Dataset items
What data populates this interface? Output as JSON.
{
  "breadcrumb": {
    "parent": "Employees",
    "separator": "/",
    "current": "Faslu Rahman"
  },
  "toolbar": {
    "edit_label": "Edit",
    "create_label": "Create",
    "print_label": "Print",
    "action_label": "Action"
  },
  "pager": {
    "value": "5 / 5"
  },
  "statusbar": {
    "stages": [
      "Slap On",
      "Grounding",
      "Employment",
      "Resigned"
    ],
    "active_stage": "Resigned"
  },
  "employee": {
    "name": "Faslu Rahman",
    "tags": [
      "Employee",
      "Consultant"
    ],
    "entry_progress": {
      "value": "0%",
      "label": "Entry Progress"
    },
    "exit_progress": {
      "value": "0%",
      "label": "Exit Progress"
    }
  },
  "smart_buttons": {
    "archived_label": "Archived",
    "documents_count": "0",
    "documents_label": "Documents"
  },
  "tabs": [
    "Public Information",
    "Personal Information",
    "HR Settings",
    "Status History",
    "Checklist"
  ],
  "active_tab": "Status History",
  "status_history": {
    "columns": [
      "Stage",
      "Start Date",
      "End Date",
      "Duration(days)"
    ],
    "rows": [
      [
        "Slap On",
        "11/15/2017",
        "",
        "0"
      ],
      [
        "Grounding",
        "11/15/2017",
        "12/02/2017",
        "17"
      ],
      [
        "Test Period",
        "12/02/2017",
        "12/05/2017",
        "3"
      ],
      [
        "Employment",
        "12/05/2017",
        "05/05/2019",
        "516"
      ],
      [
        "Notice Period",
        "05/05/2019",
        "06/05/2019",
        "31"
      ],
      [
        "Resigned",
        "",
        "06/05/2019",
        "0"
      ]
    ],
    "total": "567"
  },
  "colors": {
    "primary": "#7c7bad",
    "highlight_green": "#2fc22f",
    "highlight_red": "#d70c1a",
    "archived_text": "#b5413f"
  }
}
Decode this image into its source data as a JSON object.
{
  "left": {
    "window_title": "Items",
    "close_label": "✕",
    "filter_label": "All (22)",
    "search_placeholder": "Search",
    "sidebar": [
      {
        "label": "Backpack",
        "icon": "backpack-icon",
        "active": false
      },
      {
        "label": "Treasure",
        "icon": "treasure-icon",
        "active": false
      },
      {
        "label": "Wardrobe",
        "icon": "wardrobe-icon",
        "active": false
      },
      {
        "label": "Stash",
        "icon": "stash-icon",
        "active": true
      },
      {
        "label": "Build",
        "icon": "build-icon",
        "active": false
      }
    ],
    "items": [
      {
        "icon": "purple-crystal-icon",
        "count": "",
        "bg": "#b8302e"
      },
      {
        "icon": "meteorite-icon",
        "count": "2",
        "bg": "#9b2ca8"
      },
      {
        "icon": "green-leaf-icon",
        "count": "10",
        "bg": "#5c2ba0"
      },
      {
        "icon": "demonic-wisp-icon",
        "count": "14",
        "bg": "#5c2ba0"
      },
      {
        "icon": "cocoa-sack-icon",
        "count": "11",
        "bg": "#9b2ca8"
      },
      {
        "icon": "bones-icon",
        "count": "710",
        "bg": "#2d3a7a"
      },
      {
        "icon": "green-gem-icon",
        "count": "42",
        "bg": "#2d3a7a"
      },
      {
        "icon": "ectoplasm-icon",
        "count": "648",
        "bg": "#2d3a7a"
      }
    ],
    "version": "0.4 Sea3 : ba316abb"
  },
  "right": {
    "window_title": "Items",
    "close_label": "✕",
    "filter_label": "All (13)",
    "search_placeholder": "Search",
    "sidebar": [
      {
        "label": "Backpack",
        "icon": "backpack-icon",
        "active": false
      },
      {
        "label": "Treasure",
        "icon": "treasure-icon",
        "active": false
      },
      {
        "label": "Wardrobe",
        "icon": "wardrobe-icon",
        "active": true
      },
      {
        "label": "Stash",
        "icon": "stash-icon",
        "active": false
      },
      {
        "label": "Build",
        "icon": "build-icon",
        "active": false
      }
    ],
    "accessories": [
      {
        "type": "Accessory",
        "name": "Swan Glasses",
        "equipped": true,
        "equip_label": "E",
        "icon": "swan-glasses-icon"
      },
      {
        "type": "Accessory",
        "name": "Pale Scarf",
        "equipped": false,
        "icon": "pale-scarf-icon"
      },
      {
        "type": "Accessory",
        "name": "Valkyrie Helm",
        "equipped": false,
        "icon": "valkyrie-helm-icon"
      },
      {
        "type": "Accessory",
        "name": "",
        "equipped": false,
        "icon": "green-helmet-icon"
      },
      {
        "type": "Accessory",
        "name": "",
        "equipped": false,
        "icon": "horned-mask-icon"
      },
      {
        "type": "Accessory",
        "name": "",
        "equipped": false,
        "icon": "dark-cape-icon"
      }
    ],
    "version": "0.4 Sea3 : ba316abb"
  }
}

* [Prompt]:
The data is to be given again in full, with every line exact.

* [Task output]:
What data populates this interface? Output as JSON.
{
  "breadcrumb": {
    "parent": "Employees",
    "separator": "/",
    "current": "Faslu Rahman"
  },
  "toolbar": {
    "edit_label": "Edit",
    "create_label": "Create",
    "print_label": "Print",
    "action_label": "Action"
  },
  "pager": {
    "value": "5 / 5"
  },
  "statusbar": {
    "stages": [
      "Slap On",
      "Grounding",
      "Employment",
      "Resigned"
    ],
    "active_stage": "Resigned"
  },
  "employee": {
    "name": "Faslu Rahman",
    "tags": [
      "Employee",
      "Consultant"
    ],
    "entry_progress": {
      "value": "0%",
      "label": "Entry Progress"
    },
    "exit_progress": {
      "value": "0%",
      "label": "Exit Progress"
    }
  },
  "smart_buttons": {
    "archived_label": "Archived",
    "documents_count": "0",
    "documents_label": "Documents"
  },
  "tabs": [
    "Public Information",
    "Personal Information",
    "HR Settings",
    "Status History",
    "Checklist"
  ],
  "active_tab": "Status History",
  "status_history": {
    "columns": [
      "Stage",
      "Start Date",
      "End Date",
      "Duration(days)"
    ],
    "rows": [
      [
        "Slap On",
        "11/15/2017",
        "",
        "0"
      ],
      [
        "Grounding",
        "11/15/2017",
        "12/02/2017",
        "17"
      ],
      [
        "Test Period",
        "12/02/2017",
        "12/05/2017",
        "3"
      ],
      [
        "Employment",
        "12/05/2017",
        "05/05/2019",
        "516"
      ],
      [
        "Notice Period",
        "05/05/2019",
        "06/05/2019",
        "31"
      ],
      [
        "Resigned",
        "",
        "06/05/2019",
        "0"
      ]
    ],
    "total": "567"
  },
  "colors": {
    "primary": "#7c7bad",
    "highlight_green": "#2fc22f",
    "highlight_red": "#d70c1a",
    "archived_text": "#b5413f"
  }
}
Decode this image into its source data as a JSON object.
{
  "left": {
    "window_title": "Items",
    "close_label": "✕",
    "filter_label": "All (22)",
    "search_placeholder": "Search",
    "sidebar": [
      {
        "label": "Backpack",
        "icon": "backpack-icon",
        "active": false
      },
      {
        "label": "Treasure",
        "icon": "treasure-icon",
        "active": false
      },
      {
        "label": "Wardrobe",
        "icon": "wardrobe-icon",
        "active": false
      },
      {
        "label": "Stash",
        "icon": "stash-icon",
        "active": true
      },
      {
        "label": "Build",
        "icon": "build-icon",
        "active": false
      }
    ],
    "items": [
      {
        "icon": "purple-crystal-icon",
        "count": "",
        "bg": "#b8302e"
      },
      {
        "icon": "meteorite-icon",
        "count": "2",
        "bg": "#9b2ca8"
      },
      {
        "icon": "green-leaf-icon",
        "count": "10",
        "bg": "#5c2ba0"
      },
      {
        "icon": "demonic-wisp-icon",
        "count": "14",
        "bg": "#5c2ba0"
      },
      {
        "icon": "cocoa-sack-icon",
        "count": "11",
        "bg": "#9b2ca8"
      },
      {
        "icon": "bones-icon",
        "count": "710",
        "bg": "#2d3a7a"
      },
      {
        "icon": "green-gem-icon",
        "count": "42",
        "bg": "#2d3a7a"
      },
      {
        "icon": "ectoplasm-icon",
        "count": "648",
        "bg": "#2d3a7a"
      }
    ],
    "version": "0.4 Sea3 : ba316abb"
  },
  "right": {
    "window_title": "Items",
    "close_label": "✕",
    "filter_label": "All (13)",
    "search_placeholder": "Search",
    "sidebar": [
      {
        "label": "Backpack",
        "icon": "backpack-icon",
        "active": false
      },
      {
        "label": "Treasure",
        "icon": "treasure-icon",
        "active": false
      },
      {
        "label": "Wardrobe",
        "icon": "wardrobe-icon",
        "active": true
      },
      {
        "label": "Stash",
        "icon": "stash-icon",
        "active": false
      },
      {
        "label": "Build",
        "icon": "build-icon",
        "active": false
      }
    ],
    "accessories": [
      {
        "type": "Accessory",
        "name": "Swan Glasses",
        "equipped": true,
        "equip_label": "E",
        "icon": "swan-glasses-icon"
      },
      {
        "type": "Accessory",
        "name": "Pale Scarf",
        "equipped": false,
        "icon": "pale-scarf-icon"
      },
      {
        "type": "Accessory",
        "name": "Valkyrie Helm",
        "equipped": false,
        "icon": "valkyrie-helm-icon"
      },
      {
        "type": "Accessory",
        "name": "",
        "equipped": false,
        "icon": "green-helmet-icon"
      },
      {
        "type": "Accessory",
        "name": "",
        "equipped": false,
        "icon": "horned-mask-icon"
      },
      {
        "type": "Accessory",
        "name": "",
        "equipped": false,
        "icon": "dark-cape-icon"
      }
    ],
    "version": "0.4 Sea3 : ba316abb"
  }
}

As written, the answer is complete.